About this task: Could you find every line in the entries below that holds the word "name" and copy it?

Segment Start: Materials provided

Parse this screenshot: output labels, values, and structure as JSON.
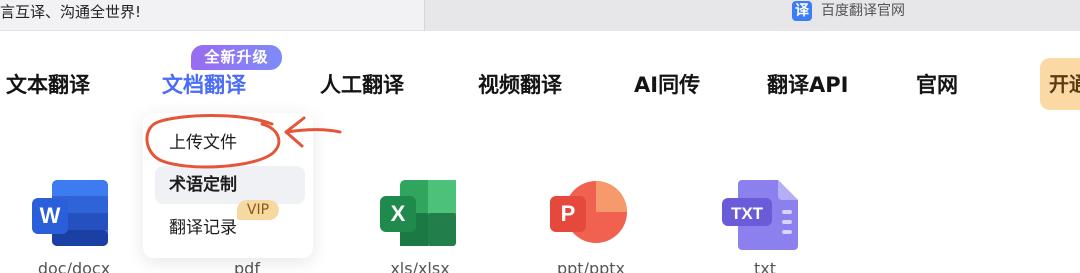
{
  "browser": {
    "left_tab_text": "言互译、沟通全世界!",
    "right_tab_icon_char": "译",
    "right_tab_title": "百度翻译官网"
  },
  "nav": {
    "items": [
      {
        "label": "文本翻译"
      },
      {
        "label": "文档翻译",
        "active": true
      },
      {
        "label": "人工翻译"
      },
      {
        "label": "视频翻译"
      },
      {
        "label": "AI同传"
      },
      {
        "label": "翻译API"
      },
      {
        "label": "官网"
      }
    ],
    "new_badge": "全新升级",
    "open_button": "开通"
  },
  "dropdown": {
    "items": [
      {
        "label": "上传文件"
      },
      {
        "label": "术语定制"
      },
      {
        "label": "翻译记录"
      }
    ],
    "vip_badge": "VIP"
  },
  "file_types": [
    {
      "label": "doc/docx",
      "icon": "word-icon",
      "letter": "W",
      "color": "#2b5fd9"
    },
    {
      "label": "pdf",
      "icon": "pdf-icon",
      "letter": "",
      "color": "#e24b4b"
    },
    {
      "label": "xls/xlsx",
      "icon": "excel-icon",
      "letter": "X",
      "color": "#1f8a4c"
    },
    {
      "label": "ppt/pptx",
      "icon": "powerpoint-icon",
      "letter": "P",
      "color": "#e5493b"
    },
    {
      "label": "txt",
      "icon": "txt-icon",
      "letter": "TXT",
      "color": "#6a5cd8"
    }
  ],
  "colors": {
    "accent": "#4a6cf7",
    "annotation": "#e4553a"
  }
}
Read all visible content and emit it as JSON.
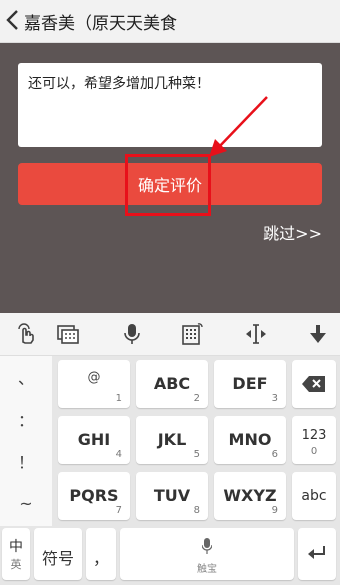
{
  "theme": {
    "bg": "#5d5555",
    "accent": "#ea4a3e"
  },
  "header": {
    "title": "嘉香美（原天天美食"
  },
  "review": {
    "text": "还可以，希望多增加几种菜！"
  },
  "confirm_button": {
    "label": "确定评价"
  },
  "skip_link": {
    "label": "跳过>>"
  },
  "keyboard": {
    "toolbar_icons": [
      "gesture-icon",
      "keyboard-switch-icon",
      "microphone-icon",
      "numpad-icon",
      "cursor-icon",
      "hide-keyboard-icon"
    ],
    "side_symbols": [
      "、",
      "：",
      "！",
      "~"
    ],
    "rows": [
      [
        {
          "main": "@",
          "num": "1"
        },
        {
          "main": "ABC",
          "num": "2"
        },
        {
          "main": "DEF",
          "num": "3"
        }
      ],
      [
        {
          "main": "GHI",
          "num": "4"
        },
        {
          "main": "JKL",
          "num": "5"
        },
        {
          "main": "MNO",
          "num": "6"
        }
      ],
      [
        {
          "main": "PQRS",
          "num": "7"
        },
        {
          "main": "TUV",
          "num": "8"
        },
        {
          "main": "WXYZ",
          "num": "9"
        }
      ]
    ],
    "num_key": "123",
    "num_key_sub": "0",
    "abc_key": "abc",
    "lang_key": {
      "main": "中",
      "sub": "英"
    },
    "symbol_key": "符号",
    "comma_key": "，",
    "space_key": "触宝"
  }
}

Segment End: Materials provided
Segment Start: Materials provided

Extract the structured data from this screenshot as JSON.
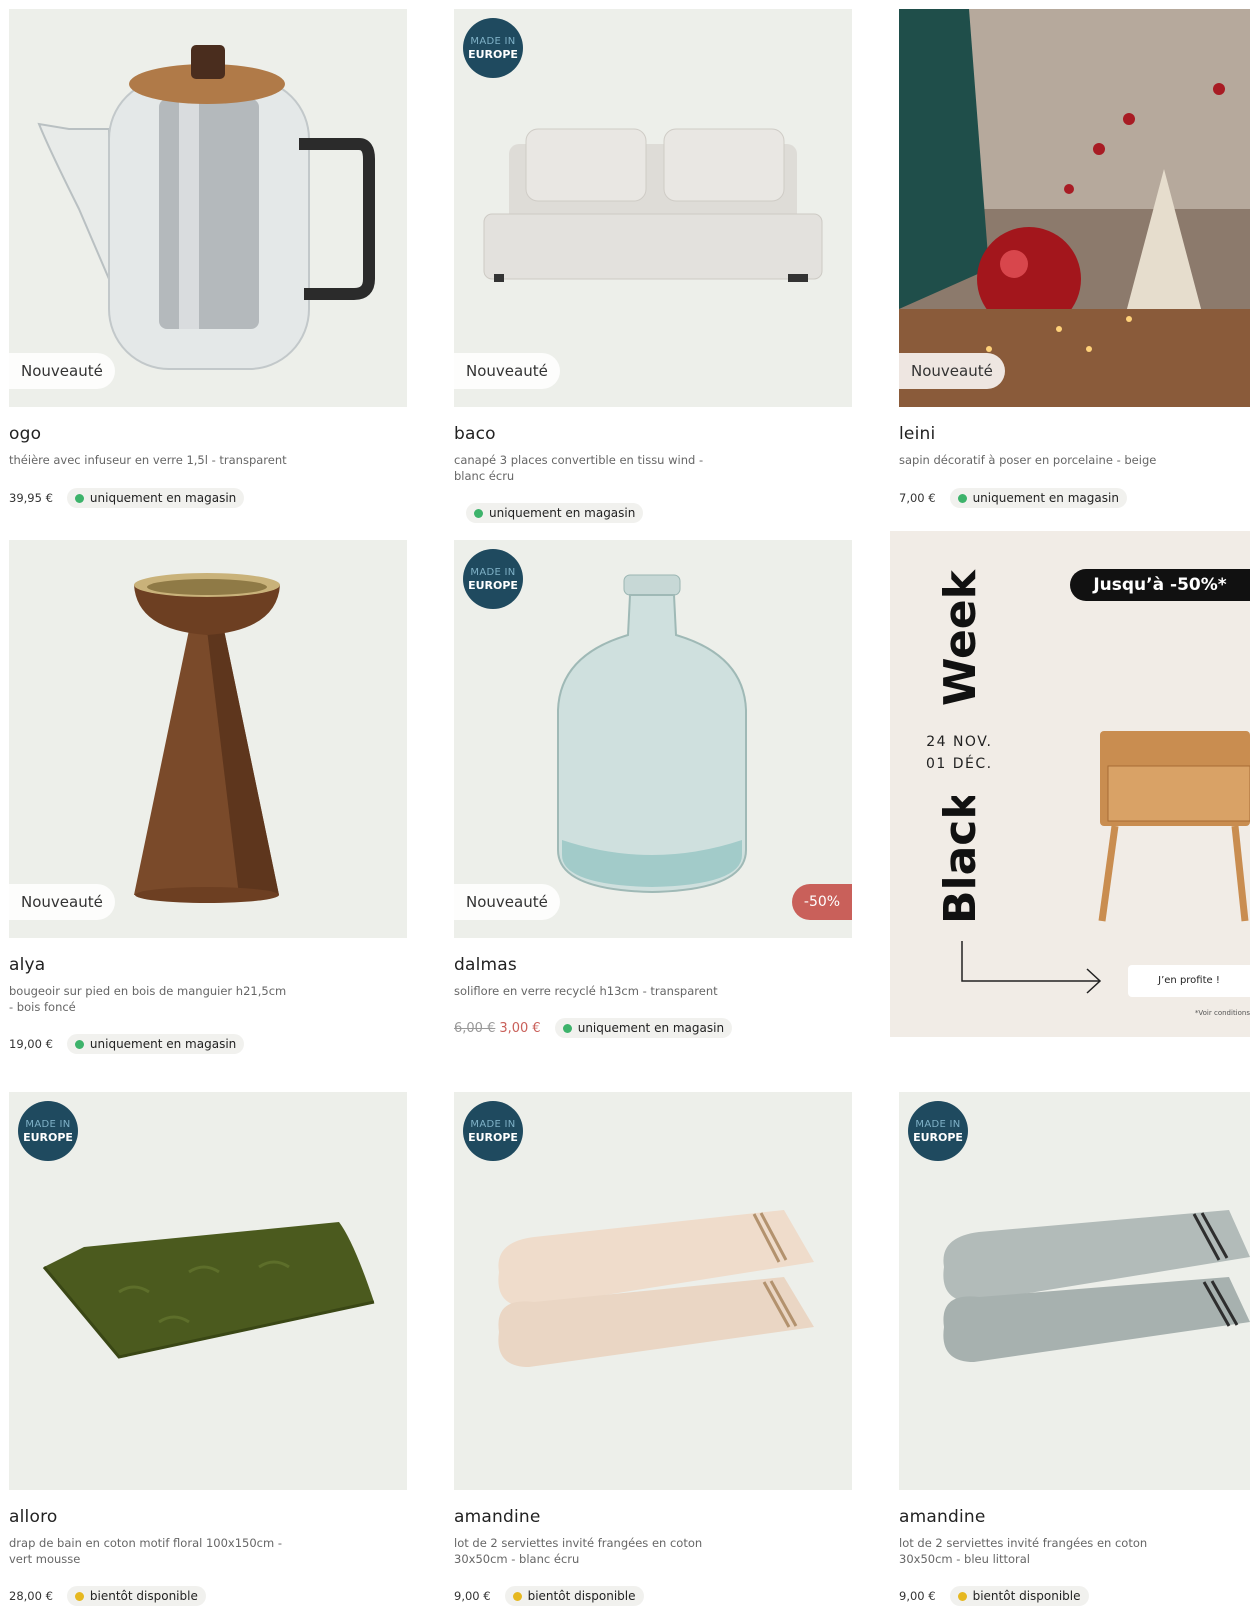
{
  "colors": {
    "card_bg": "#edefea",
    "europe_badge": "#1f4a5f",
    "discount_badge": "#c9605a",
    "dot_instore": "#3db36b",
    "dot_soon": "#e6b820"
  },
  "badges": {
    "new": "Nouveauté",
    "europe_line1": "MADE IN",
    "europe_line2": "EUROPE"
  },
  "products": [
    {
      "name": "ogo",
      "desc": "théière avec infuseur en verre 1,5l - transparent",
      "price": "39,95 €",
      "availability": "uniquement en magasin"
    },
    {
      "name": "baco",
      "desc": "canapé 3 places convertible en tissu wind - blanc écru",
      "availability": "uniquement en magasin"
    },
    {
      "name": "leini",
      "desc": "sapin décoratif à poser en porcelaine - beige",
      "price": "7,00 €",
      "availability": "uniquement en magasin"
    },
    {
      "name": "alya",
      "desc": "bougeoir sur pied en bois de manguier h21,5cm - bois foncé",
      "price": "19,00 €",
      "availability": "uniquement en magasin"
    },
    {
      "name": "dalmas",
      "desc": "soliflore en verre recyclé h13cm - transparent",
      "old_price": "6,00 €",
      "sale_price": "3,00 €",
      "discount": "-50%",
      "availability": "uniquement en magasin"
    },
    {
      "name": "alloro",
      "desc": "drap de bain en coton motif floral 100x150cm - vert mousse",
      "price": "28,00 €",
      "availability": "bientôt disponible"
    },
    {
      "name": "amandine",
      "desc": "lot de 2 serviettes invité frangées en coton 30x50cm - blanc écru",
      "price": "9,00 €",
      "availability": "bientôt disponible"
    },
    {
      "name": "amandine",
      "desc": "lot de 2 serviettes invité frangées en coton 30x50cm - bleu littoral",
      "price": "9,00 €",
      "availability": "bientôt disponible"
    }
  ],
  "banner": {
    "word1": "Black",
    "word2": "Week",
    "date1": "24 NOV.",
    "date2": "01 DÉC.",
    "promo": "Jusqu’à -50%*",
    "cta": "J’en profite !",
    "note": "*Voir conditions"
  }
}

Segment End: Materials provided

Response to the exercise:
      "name": "ogo",
      "name": "baco",
      "name": "leini",
      "name": "alya",
      "name": "dalmas",
      "name": "alloro",
      "name": "amandine",
      "name": "amandine",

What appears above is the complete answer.